If you’re working at Panera Bread, for example, don’t hide that fact which is to say even if you’re not currently working in PR, give full disclosure and be an open book. Of course, do stress that you’re actively trying to get a job in the PR industry and that is evidenced by you attending the networking event. [Editor’s Note: And you better have plans to try and do something while you work part-time or full-time somewhere.]
And you never know: hypothetically, that professional that you’re speaking with could have a daughter who also works at Panera Bread and now you both share a commonality. This is also a fact that you can later reference in a follow-up note or LinkedIn invitation so that he/she remembers you.
Mark recommends maintaining a Google Sheet that outlines a new contact’s name, occupation, where you met and any noteworthy conversation items. This can be done from your smartphone and rather quickly at a networking event or after job interviews. Again, this information is valuable in following up later.
Bruce also has some great tips. Right after you step away from meeting someone new, make a quick note on the back of the person’s business card about what you spoke about. Likewise, there are plenty of voice memo apps for your smartphone which let you say the person’s name and a key talking point you both shared. You can refer to these voice memos later when corresponding with them again.
The biggest thing to remember is that your interactions at a networking event are meant to be the beginning of a relationship. Put your intentions to the side.
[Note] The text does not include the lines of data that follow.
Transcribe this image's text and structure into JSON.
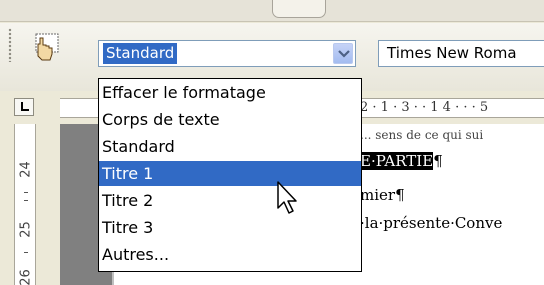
{
  "toolbar": {
    "style_value": "Standard",
    "font_value": "Times New Roma"
  },
  "dropdown": {
    "items": [
      {
        "label": "Effacer le formatage"
      },
      {
        "label": "Corps de texte"
      },
      {
        "label": "Standard"
      },
      {
        "label": "Titre 1",
        "selected": true
      },
      {
        "label": "Titre 2"
      },
      {
        "label": "Titre 3"
      },
      {
        "label": "Autres..."
      }
    ]
  },
  "ruler": {
    "horizontal_text": "2 · 1 · 3 · · 1 4 · · · 5",
    "vertical_numbers": [
      "24",
      "25",
      "26"
    ]
  },
  "document": {
    "line1": "... sens de ce qui sui",
    "line2_selected": "E·PARTIE",
    "line2_mark": "¶",
    "line3": "mier¶",
    "line4": "·la·présente·Conve"
  },
  "icons": {
    "style_icon": "hand-pointer-icon",
    "dropdown_arrow": "chevron-down-icon",
    "cursor": "mouse-pointer-icon"
  },
  "colors": {
    "selection": "#316AC5",
    "toolbar_bg": "#ECE9D8",
    "desk": "#808080"
  }
}
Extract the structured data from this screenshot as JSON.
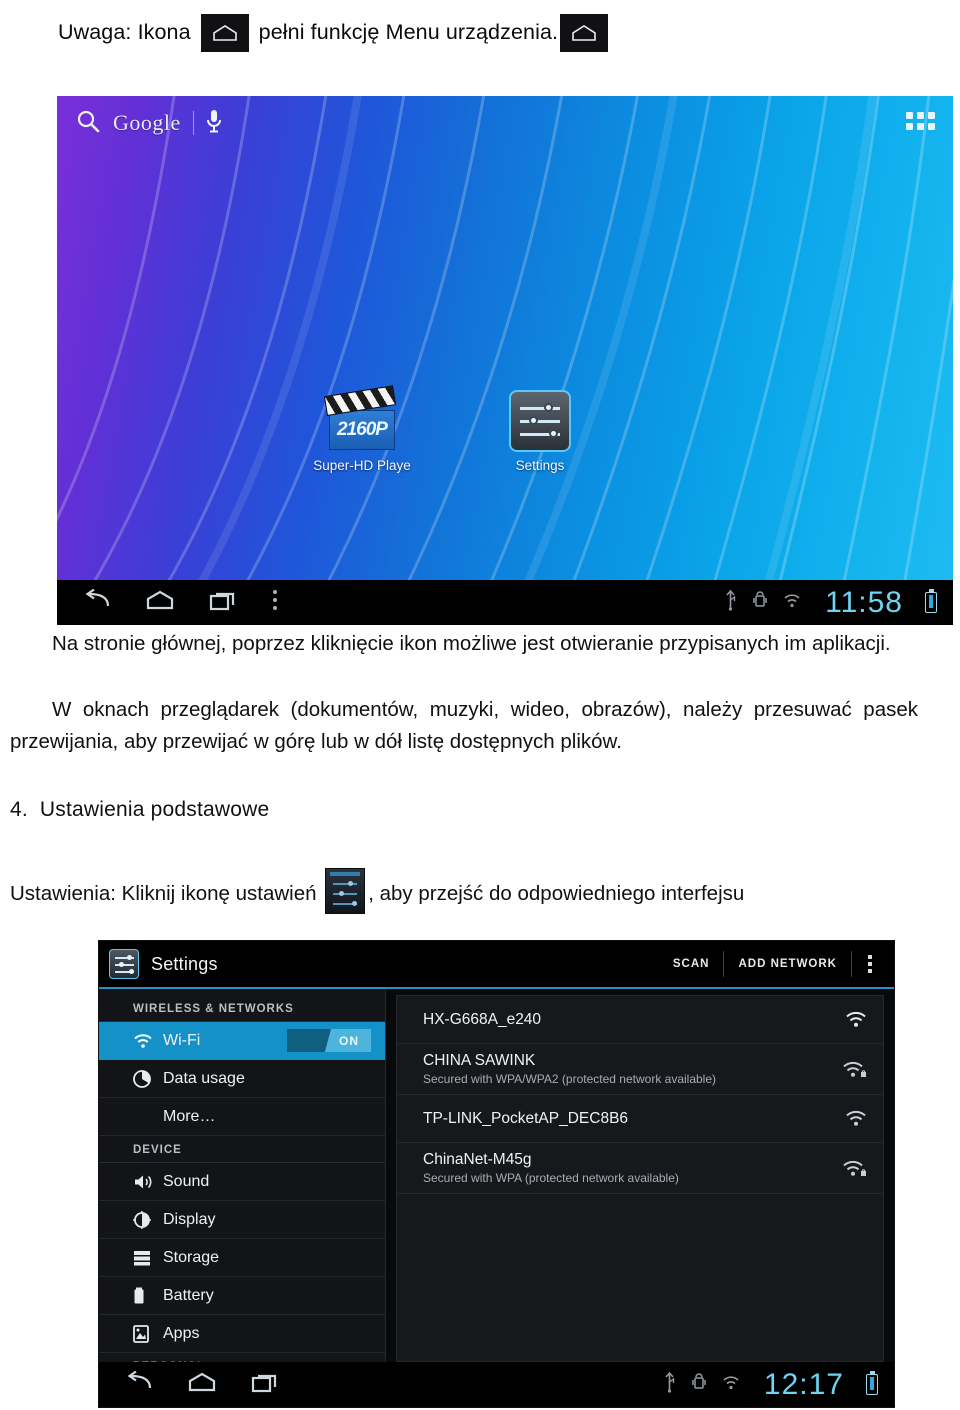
{
  "document": {
    "note": {
      "before": "Uwaga: Ikona",
      "after": "pełni funkcję Menu urządzenia.",
      "icon_name": "home-icon"
    },
    "paragraph_1": "Na stronie głównej, poprzez kliknięcie ikon możliwe jest otwieranie przypisanych im aplikacji.",
    "paragraph_2": "W oknach przeglądarek (dokumentów, muzyki, wideo, obrazów), należy przesuwać pasek przewijania, aby przewijać w górę lub w dół listę dostępnych plików.",
    "heading": {
      "number": "4.",
      "text": "Ustawienia podstawowe"
    },
    "settings_paragraph": {
      "before": "Ustawienia: Kliknij ikonę ustawień",
      "after": ", aby przejść do odpowiedniego interfejsu"
    }
  },
  "home_screen": {
    "search": {
      "label": "Google",
      "search_icon": "search-icon",
      "mic_icon": "microphone-icon"
    },
    "apps_button": "apps-grid-icon",
    "icons": [
      {
        "label": "Super-HD Playe",
        "icon": "hd-player-icon",
        "badge": "2160P"
      },
      {
        "label": "Settings",
        "icon": "settings-sliders-icon"
      }
    ],
    "navbar": {
      "back": "back-icon",
      "home": "home-icon",
      "recents": "recents-icon",
      "menu": "menu-dots-icon",
      "status_icons": [
        "usb-icon",
        "android-icon",
        "wifi-icon"
      ],
      "clock": "11:58",
      "battery": "battery-charging-icon"
    }
  },
  "settings_screen": {
    "header": {
      "title": "Settings",
      "icon": "settings-sliders-icon",
      "actions": [
        "SCAN",
        "ADD NETWORK"
      ],
      "overflow": "overflow-menu-icon"
    },
    "sidebar": [
      {
        "type": "section",
        "label": "WIRELESS & NETWORKS"
      },
      {
        "type": "item",
        "label": "Wi-Fi",
        "icon": "wifi-icon",
        "active": true,
        "toggle": "ON"
      },
      {
        "type": "item",
        "label": "Data usage",
        "icon": "data-usage-icon"
      },
      {
        "type": "item",
        "label": "More…",
        "icon": null
      },
      {
        "type": "section",
        "label": "DEVICE"
      },
      {
        "type": "item",
        "label": "Sound",
        "icon": "sound-icon"
      },
      {
        "type": "item",
        "label": "Display",
        "icon": "display-icon"
      },
      {
        "type": "item",
        "label": "Storage",
        "icon": "storage-icon"
      },
      {
        "type": "item",
        "label": "Battery",
        "icon": "battery-icon"
      },
      {
        "type": "item",
        "label": "Apps",
        "icon": "apps-icon"
      },
      {
        "type": "section",
        "label": "PERSONAL"
      }
    ],
    "networks": [
      {
        "ssid": "HX-G668A_e240",
        "security": "",
        "secured": false
      },
      {
        "ssid": "CHINA SAWINK",
        "security": "Secured with WPA/WPA2 (protected network available)",
        "secured": true
      },
      {
        "ssid": "TP-LINK_PocketAP_DEC8B6",
        "security": "",
        "secured": false
      },
      {
        "ssid": "ChinaNet-M45g",
        "security": "Secured with WPA (protected network available)",
        "secured": true
      }
    ],
    "navbar": {
      "back": "back-icon",
      "home": "home-icon",
      "recents": "recents-icon",
      "status_icons": [
        "usb-icon",
        "android-icon",
        "wifi-icon"
      ],
      "clock": "12:17",
      "battery": "battery-charging-icon"
    }
  },
  "colors": {
    "accent_blue": "#1492c8",
    "clock_blue": "#6fd3f2",
    "wallpaper_left": "#7a2fd8",
    "wallpaper_right": "#1fbcf2"
  }
}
If you go into these events with the intent to be yourself, engage in conversation and display how you can provide value, a relationship can follow.
It is at that point that you can approach your new contacts and ask if they can connect you with someone or refer you to a job posting.
Carl W. Buehner once said, “They may forget what you said — but they will never forget how you made them feel.” That is to say approach every interaction by being of value to others before they can be for you.
What do you most attribute your own success to?
Hard work. Plain and simple.
Bruce advises potential clients to be wary of agencies and professionals who guarantee coverage. In this industry, there’s no way to guarantee coverage.
That’s why the only guarantee Bruce provides is that no one will work harder, and he stands by that notion.
“I’m not someone who, come 5 o’clock, could just walk away from my work and say, ‘Time to watch TV; time to eat dinner,’ when I know that there’s other work that needs to be done that can be done. And I feel that it helps me get further ahead because I’m able to do more work than the people who do watch the clock and say, ‘Monday through Friday, 9 to 5, that’s it for me.'”
Do you have any final advice to our listener who is prospecting about a career in PR?
“Meet as many people as you can. Make an impression on them.”
“As much as you want to go into PR, as much as you want to go into promotions, don’t be a self-promoter.”
If you ask yourself, “How am I supposed to get experience if every job requires that I have experience?”, the answer is volunteering.
Don’t get hung up on the fact that you worked for free or if the organization(s) isn’t the biggest or the best. The main thing is you want to take the initiative and point this out to someone who can hire you.
And of course, demonstrate that you’re a strong writer.
“If you can’t write, then you’re really nowhere [in public relations]. People will dismiss you right away. It’s like discrediting a witness in a courtroom.”
You have to keep in mind that in PR, you represent the brand. And if your writing is lacking, you’re practically cheapening the brand that you’re writing on behalf of.
We’ve come to the final question. Something I call “The Pitch.”
Just like a pitch to a journalist, pitch that person listening on why they should seriously consider a job in public relations.
Public relations puts you in a position to professionally voice and articulate a brand in a way that even the president or CEO couldn’t.
“You have the ability to build a brand, to create an image and to tell a story, and to be proud of where you took that company to.”